So Howard Stern is sitting at home during Christmas vacation and he gets a call saying Paul is on the line. It’s weird that the head of NBC alternative programming responsible for "America’s Got Talent" would ring him, there’s no business pending, but it’s nice so Howard starts waxing rhapsodic, talking about the publicity, thanking Paul for getting him on the show, that it wouldn’t have happened without his efforts, but as the call proceeds, it’s getting kind of weird.
And that’s when Howard realizes. It’s not Paul Telegdy, but PAUL McCARTNEY!
Who’d think that Paul McCartney would call you on the phone? You’re sitting there in your bedroom at age ten, listening to "Meet The Beatles", and you fast forward and Paul is looking for you? Never crossed Howard’s mind.
Turns out McCartney wanted to thank Stern, for saying good stuff about "Oo You", which I love too, that initial solo album is a killer, it was unjustly pooh-poohed because it coincided with the breakup of the Beatles.
And thinking about it a few days later, how cool the call was, Howard decided to call his number one fan, Maryanne From Brooklyn, who phones in every day, but never asks for anything.
But the number he gets from his producer is bad and while he’s sitting there waiting for a good one, his wife says he should drunk dial his fans, to go on Twitter, ask for numbers and make calls.
This he did.
I caught it because of the sudden appearance of endless Stern entries in Tweetdeck. Then there was national publicity. And speaking about it on his radio show, Howard said no one had done it before, because no one was innovative, no one had an original thought.
Think about it. What’s the biggest distribution story of the twenty first century? Radiohead’s "In Rainbows". Just a post online and the word spread. No publicist was involved. It was so cool that now the band is more famous for this stunt than they are for "OK Computer".
But the rest of the acts? They’re just hiring the producer du jour and making records that sound like everybody else’s.
Remember the old days? When you’d schlepp your albums to your friend’s house, insisting that he just had to hear THIS? I’ll never forget listening to "Flower Punk" on "We’re Only In It For The Money", where two tales are being told at the end of the track in the respective channels… How did Zappa come up with this shit?
That’s what we were always thinking. Yes, which is still not in the Rock & Roll Hall of Fame… When "Roundabout" hit the airwaves, it was unique. Remember when Tull did "Thick As A Brick"? A whole album, one song? The artists were set free! If there was a man, they didn’t listen to him.
It’s so different from today. Where everybody in music thinks about money first and creativity second. That’s reversed.
Great art is always about conception. That’s what built Jackson Pollock’s career. Anybody could drip paint on a canvas, but he was the only one to think of it!
Not every idea is good. But you’re better off coming up with a good one than endlessly posting on Facebook.
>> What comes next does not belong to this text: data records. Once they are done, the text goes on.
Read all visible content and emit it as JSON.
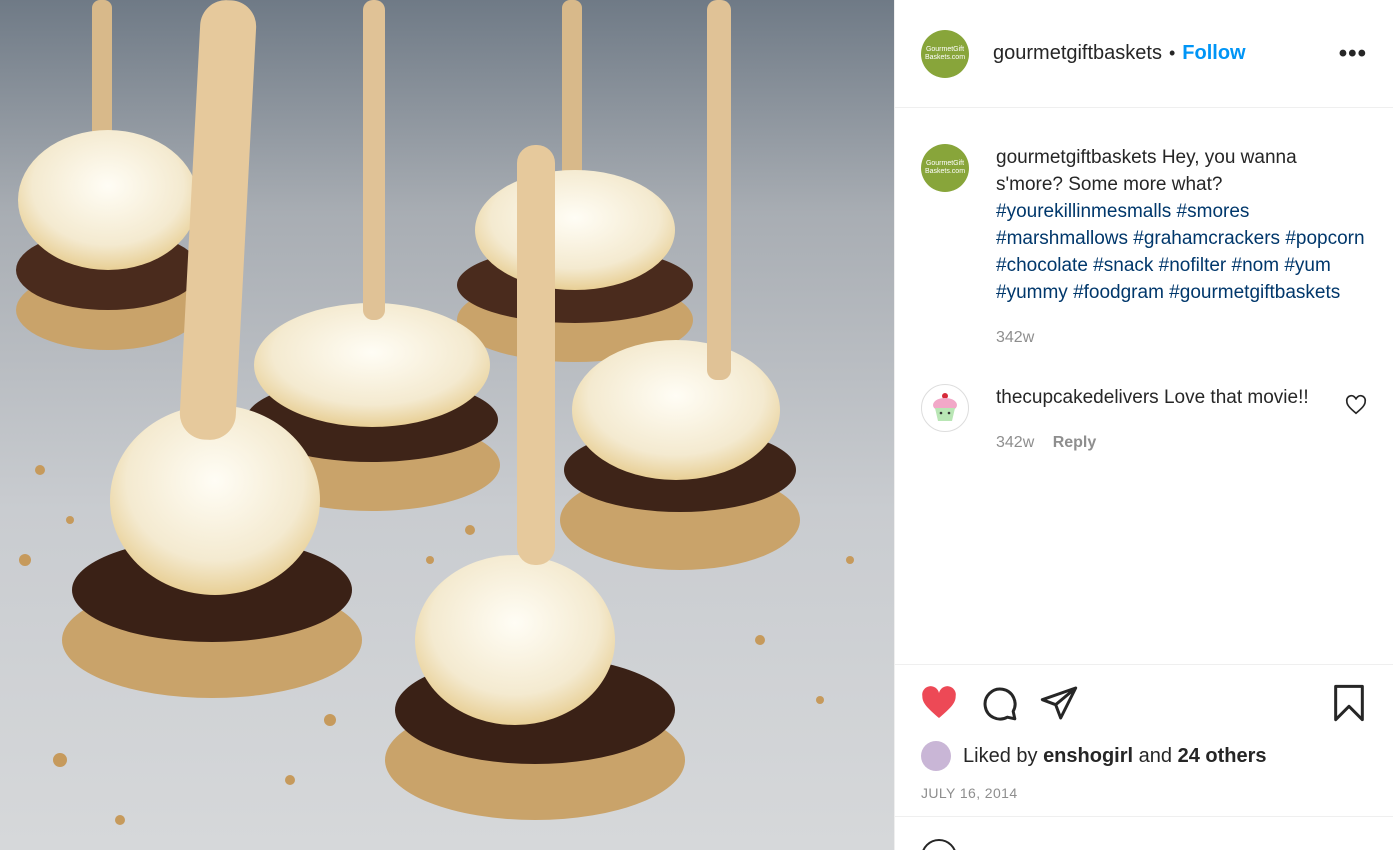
{
  "post": {
    "image_alt": "Chocolate dipped s'mores popcorn pops on wooden sticks",
    "author": {
      "avatar_text_1": "GourmetGift",
      "avatar_text_2": "Baskets.com",
      "username": "gourmetgiftbaskets",
      "separator": "•",
      "follow_label": "Follow",
      "more_label": "•••"
    },
    "caption": {
      "username": "gourmetgiftbaskets",
      "text": "Hey, you wanna s'more? Some more what?",
      "hashtags": "#yourekillinmesmalls #smores #marshmallows #grahamcrackers #popcorn #chocolate #snack #nofilter #nom #yum #yummy #foodgram #gourmetgiftbaskets",
      "time": "342w"
    },
    "comments": [
      {
        "username": "thecupcakedelivers",
        "text": "Love that movie!!",
        "time": "342w",
        "reply_label": "Reply"
      }
    ],
    "likes": {
      "prefix": "Liked by",
      "user": "enshogirl",
      "and": "and",
      "others": "24 others"
    },
    "date": "JULY 16, 2014",
    "colors": {
      "like": "#ed4956",
      "follow": "#0095f6",
      "hashtag": "#00376b",
      "avatar": "#88a53a"
    },
    "icons": [
      "heart-filled-icon",
      "comment-icon",
      "share-icon",
      "bookmark-icon",
      "heart-outline-icon",
      "more-icon"
    ]
  }
}
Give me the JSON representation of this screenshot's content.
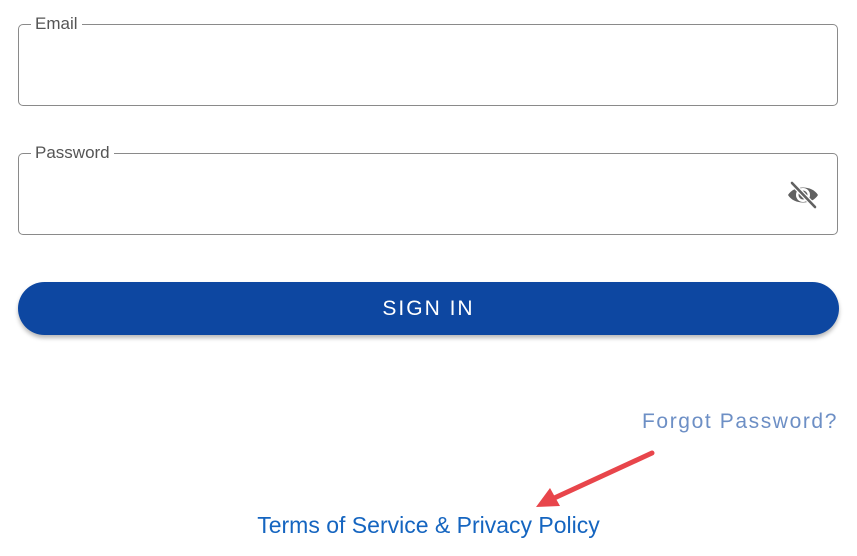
{
  "form": {
    "email": {
      "label": "Email",
      "value": ""
    },
    "password": {
      "label": "Password",
      "value": "",
      "visibility_icon": "eye-off-icon"
    },
    "signin_label": "SIGN IN",
    "forgot_label": "Forgot Password?",
    "terms_label": "Terms of Service & Privacy Policy"
  },
  "colors": {
    "primary": "#0d47a1",
    "link": "#1565c0",
    "link_muted": "#6d8fc5",
    "annotation_arrow": "#e8454b"
  }
}
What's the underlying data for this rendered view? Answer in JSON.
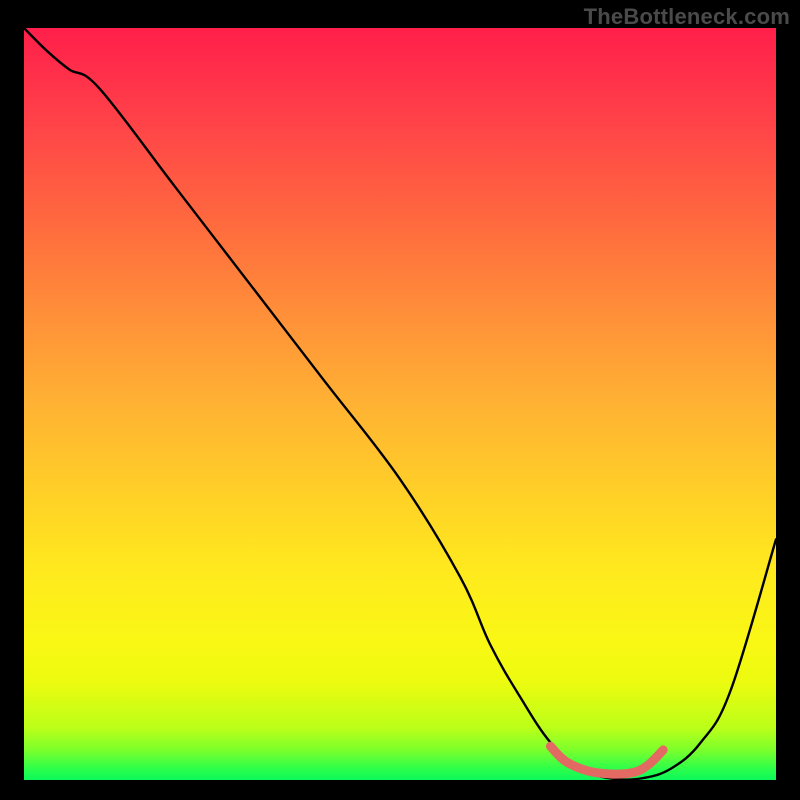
{
  "watermark": "TheBottleneck.com",
  "colors": {
    "page_bg": "#000000",
    "curve": "#000000",
    "highlight": "#e26a62",
    "gradient_top": "#ff1f4a",
    "gradient_bottom": "#0cf85c"
  },
  "chart_data": {
    "type": "line",
    "title": "",
    "xlabel": "",
    "ylabel": "",
    "xlim": [
      0,
      100
    ],
    "ylim": [
      0,
      100
    ],
    "grid": false,
    "legend": false,
    "series": [
      {
        "name": "bottleneck-curve",
        "x": [
          0,
          3,
          6,
          10,
          20,
          30,
          40,
          50,
          58,
          62,
          66,
          70,
          74,
          78,
          82,
          86,
          90,
          94,
          100
        ],
        "y": [
          100,
          97,
          94.5,
          92,
          79,
          66,
          53,
          40,
          27,
          18,
          11,
          5,
          1.5,
          0.2,
          0.2,
          1.5,
          5,
          12,
          32
        ]
      },
      {
        "name": "minimum-highlight",
        "x": [
          70,
          72,
          75,
          78,
          81,
          83,
          85
        ],
        "y": [
          4.5,
          2.5,
          1.2,
          0.8,
          1.0,
          2.0,
          4.0
        ]
      }
    ],
    "annotations": []
  }
}
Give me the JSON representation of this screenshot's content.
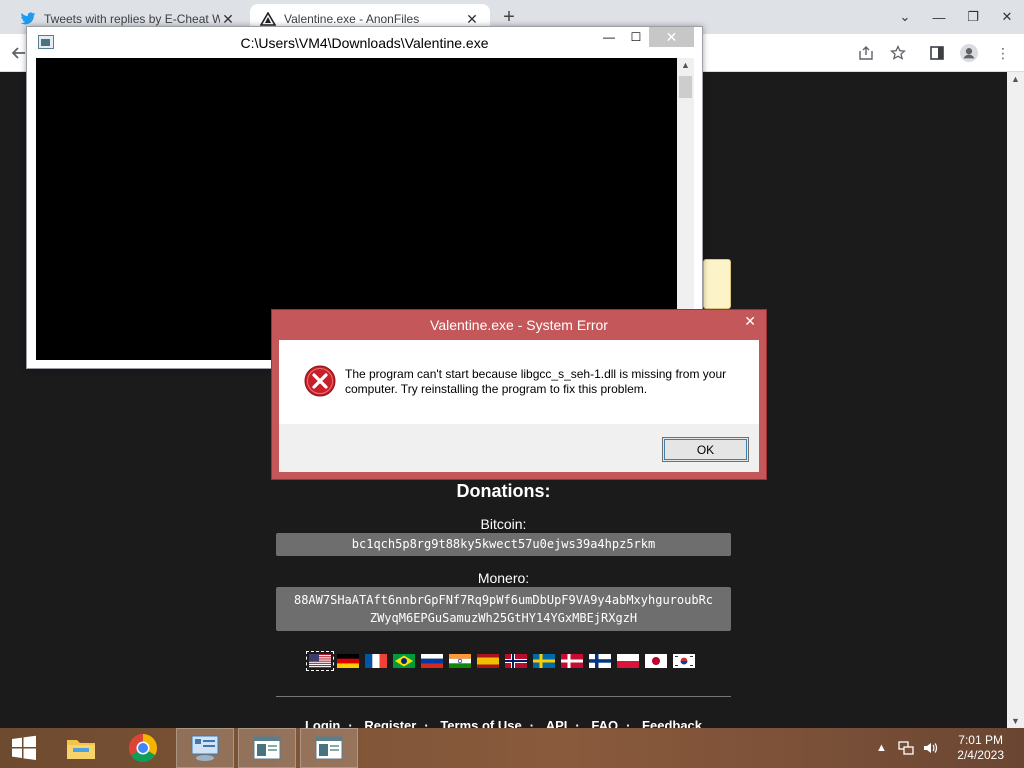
{
  "browser": {
    "tabs": [
      {
        "title": "Tweets with replies by E-Cheat W",
        "icon": "twitter-icon",
        "active": false
      },
      {
        "title": "Valentine.exe - AnonFiles",
        "icon": "anonfiles-icon",
        "active": true
      }
    ],
    "new_tab": "+"
  },
  "page": {
    "donations_title": "Donations:",
    "bitcoin_label": "Bitcoin:",
    "bitcoin_address": "bc1qch5p8rg9t88ky5kwect57u0ejws39a4hpz5rkm",
    "monero_label": "Monero:",
    "monero_address_1": "88AW7SHaATAft6nnbrGpFNf7Rq9pWf6umDbUpF9VA9y4abMxyhguroubRc",
    "monero_address_2": "ZWyqM6EPGuSamuzWh25GtHY14YGxMBEjRXgzH",
    "footer_links": [
      "Login",
      "Register",
      "Terms of Use",
      "API",
      "FAQ",
      "Feedback"
    ],
    "footer_separator": "·",
    "flags": [
      "us",
      "de",
      "fr",
      "br",
      "ru",
      "in",
      "es",
      "no",
      "se",
      "dk",
      "fi",
      "pl",
      "jp",
      "kr"
    ]
  },
  "console_window": {
    "title": "C:\\Users\\VM4\\Downloads\\Valentine.exe"
  },
  "error_dialog": {
    "title": "Valentine.exe - System Error",
    "message_line1": "The program can't start because libgcc_s_seh-1.dll is missing from your",
    "message_line2": "computer. Try reinstalling the program to fix this problem.",
    "ok_label": "OK"
  },
  "taskbar": {
    "time": "7:01 PM",
    "date": "2/4/2023"
  }
}
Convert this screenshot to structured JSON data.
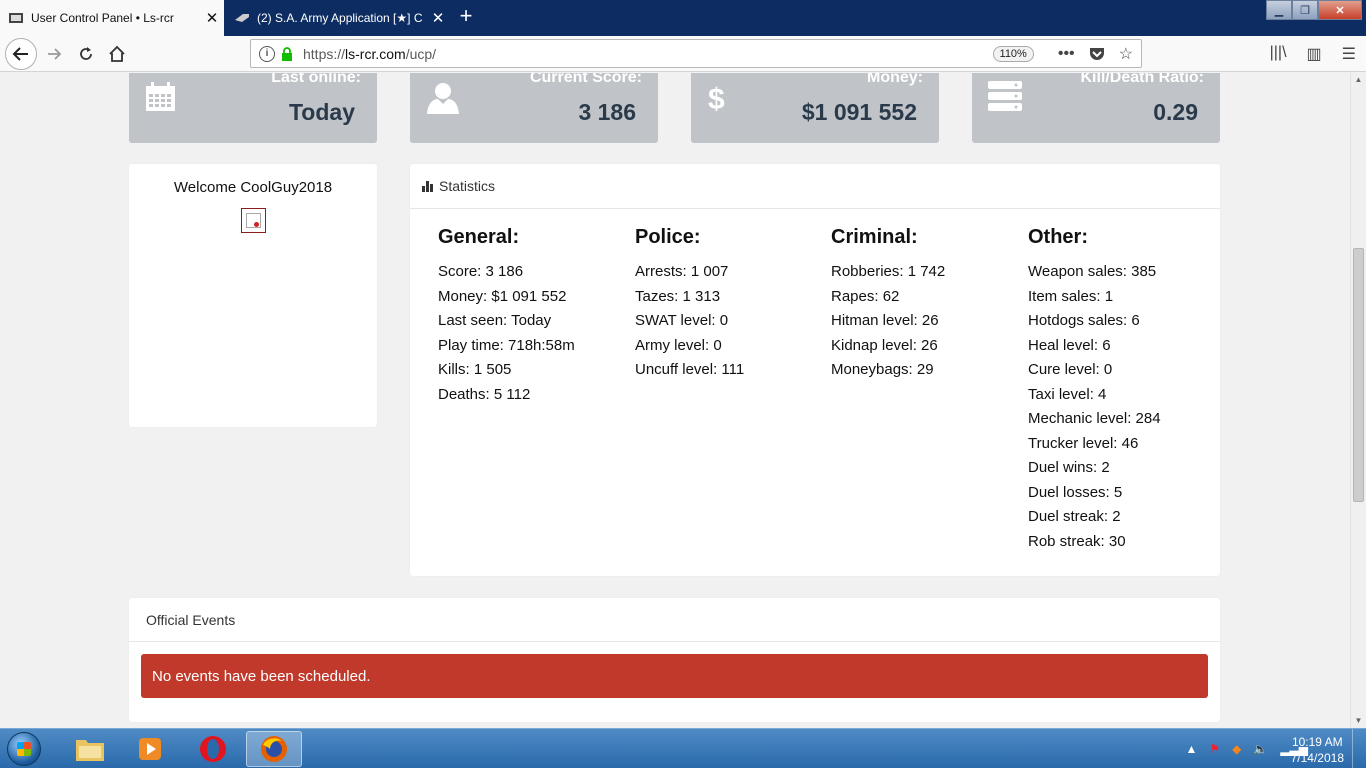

Then again, one advantage Howard Stern has is he’s on the radio every day (even if it’s repeats!) He’s in your mind, he can fight back if he’s abused. That’s a modern celebrity. The days of wandering down from your castle every once in a while to make a pronouncement, keeping the public, your fans, at bay, are done. You’ve got to get down in the pit!
Stardom is completely different today. Anyone can be famous. Just ask Snooki or Kim Kardashian. But a real star has substance. And it’s this innovation, this mental capacity to put us through the bends, that elicits reverence.
You don’t have to be perfect, you don’t have to be slick, you just have to get us looking at the world in a different way.